Green New Deal - Will a Carbon Tax Work?

Summary: Raising gasoline prices enough to cut carbon emissions dramatically from transportation would be suicide for politicians, but if we don’t do it, how will we achieve climate goals? Electrifying transportation with a “moon shot” program is probably the only real solution, perhaps using the carbon taxes from gasoline sales to incentivize the transition.

Raising gas taxes enough to incentivize massive electric car conversions would be political suicide!

Raising gas taxes enough to incentivize massive electric car conversions would be political suicide!

If you ask 100 economists, 99 will recommend a “carbon tax” as the best way to reduce emissions of carbon dioxide. Why? Because they are addicted to “marginal analysis,” the behavior of economic actors at the margin. I don’t believe this analysis works for rapidly reducing CO2 emissions. Our economy and society is just too “sticky” or “stuck” in its current way of doing things.

Most people think that reducing transportation emissions is the hardest nut to crack (commercial buildings are stationary, and there are less than 6 million of them), because there are about 250 million cars and trucks on the road, in a ceaseless ballet. In all senses, “we are driven” to move using mostly personal and business transportation.

A $20 per ton carbon tax (about the lower threshold in most discussions) equates to about 20 cents per gallon of gasoline ($0.18 actually, but I like round numbers). Let’s make the carbon tax really effective and go to $50 per ton, or 50 cents per gallon.
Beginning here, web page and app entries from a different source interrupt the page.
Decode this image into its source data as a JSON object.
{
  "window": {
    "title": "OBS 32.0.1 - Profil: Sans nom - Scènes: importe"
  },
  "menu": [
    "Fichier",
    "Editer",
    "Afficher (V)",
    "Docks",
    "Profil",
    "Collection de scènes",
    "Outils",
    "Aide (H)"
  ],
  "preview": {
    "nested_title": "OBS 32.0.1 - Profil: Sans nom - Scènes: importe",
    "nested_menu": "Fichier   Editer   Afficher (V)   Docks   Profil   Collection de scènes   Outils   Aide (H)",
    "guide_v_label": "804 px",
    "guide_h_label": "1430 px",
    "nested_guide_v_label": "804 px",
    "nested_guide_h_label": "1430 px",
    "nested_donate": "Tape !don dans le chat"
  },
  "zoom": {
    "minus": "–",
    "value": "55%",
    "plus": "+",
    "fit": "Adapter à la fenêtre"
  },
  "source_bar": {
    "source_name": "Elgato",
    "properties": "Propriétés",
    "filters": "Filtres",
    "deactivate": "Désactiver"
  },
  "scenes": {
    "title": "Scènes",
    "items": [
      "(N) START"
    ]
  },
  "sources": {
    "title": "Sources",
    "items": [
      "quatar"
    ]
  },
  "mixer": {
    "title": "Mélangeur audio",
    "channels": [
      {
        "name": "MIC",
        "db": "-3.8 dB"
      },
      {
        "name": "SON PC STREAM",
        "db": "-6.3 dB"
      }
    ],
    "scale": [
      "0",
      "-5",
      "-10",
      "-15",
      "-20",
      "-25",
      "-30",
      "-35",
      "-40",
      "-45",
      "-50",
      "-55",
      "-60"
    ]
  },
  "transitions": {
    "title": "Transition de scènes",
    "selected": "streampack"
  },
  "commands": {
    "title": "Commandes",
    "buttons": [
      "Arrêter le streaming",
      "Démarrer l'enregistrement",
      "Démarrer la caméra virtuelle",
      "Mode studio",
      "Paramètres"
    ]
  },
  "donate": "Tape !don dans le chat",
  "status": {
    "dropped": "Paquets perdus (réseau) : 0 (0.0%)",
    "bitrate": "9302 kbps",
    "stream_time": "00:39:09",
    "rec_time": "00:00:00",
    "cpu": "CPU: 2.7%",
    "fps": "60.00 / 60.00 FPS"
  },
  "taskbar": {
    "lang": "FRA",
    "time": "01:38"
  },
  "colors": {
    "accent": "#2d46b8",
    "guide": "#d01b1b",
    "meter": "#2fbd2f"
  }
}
If the average price of gasoline is $3.00 per gallon, that equates to a 17% increase in price. What would be the impact on consumption?

To understand consumption reduction with price increase, we have to use what’s known as the “price elasticity of demand”. It turns out that gasoline consumption is relatively “inelastic,” which means that a 10% increase in price yields only a 2.6% short-term reduction in demand. So a 17% price increase would reduce demand for gasoline nationwide by only about 4.4%. In the long-run, as you might guess, the price elasticity is is higher, at 5.8%, so a 17% increase in price would yield about a 6.8% reduction in demand.

Since it will take the auto fleet about 17 to 25 years to become all electric and since transportation carbon emissions are about 25% of the U.S. total, we’ll have to do better. Even at $100 per ton ($1.00 per gallon tax, or 33% price increase), the reduction would be only about 14%. You can see right away that the increases would have to be draconian, more than $2.00 per gallon, to get any meaningful reduction in greenhouse gas emissions from transportation).

The French “Yellow Vest” movement (the vests are really green, but since the French are notorious contrarians, they’re called “yellow”) provides a preview of U.S. protests against raising gas prices enough to make a difference in carbon emissions.

The French “Yellow Vest” movement (the vests are really green, but since the French are notorious contrarians, they’re called “yellow”) provides a preview of U.S. protests against raising gas prices enough to make a difference in carbon emissions.

Which brings up the “Yellow Vest” movement. If you think that the French are prone to demonstrate at the drop of a tri-cornered hat, what about Americans? Just like France, revolution is built into our national psyche. What government would long stand that added $2.00 per gallon tax to gasoline? Oh, of course, I forgot, they’re going to refund it all to us via the tax system - but then we’ll just pay the extra cost for gasoline!

Carbon taxes might work for industrial CO2 emissions but it’s hard to see them as effective for transportation emissions. Even the Obama-era increase in fuel economy standards wouldn’t have much impact.

You can see why electrifying transportation by subsidizing a “moon shot” program is about the only way to deal with CO2 emissions from autos and trucks, as long as the electricity comes from renewable power sources.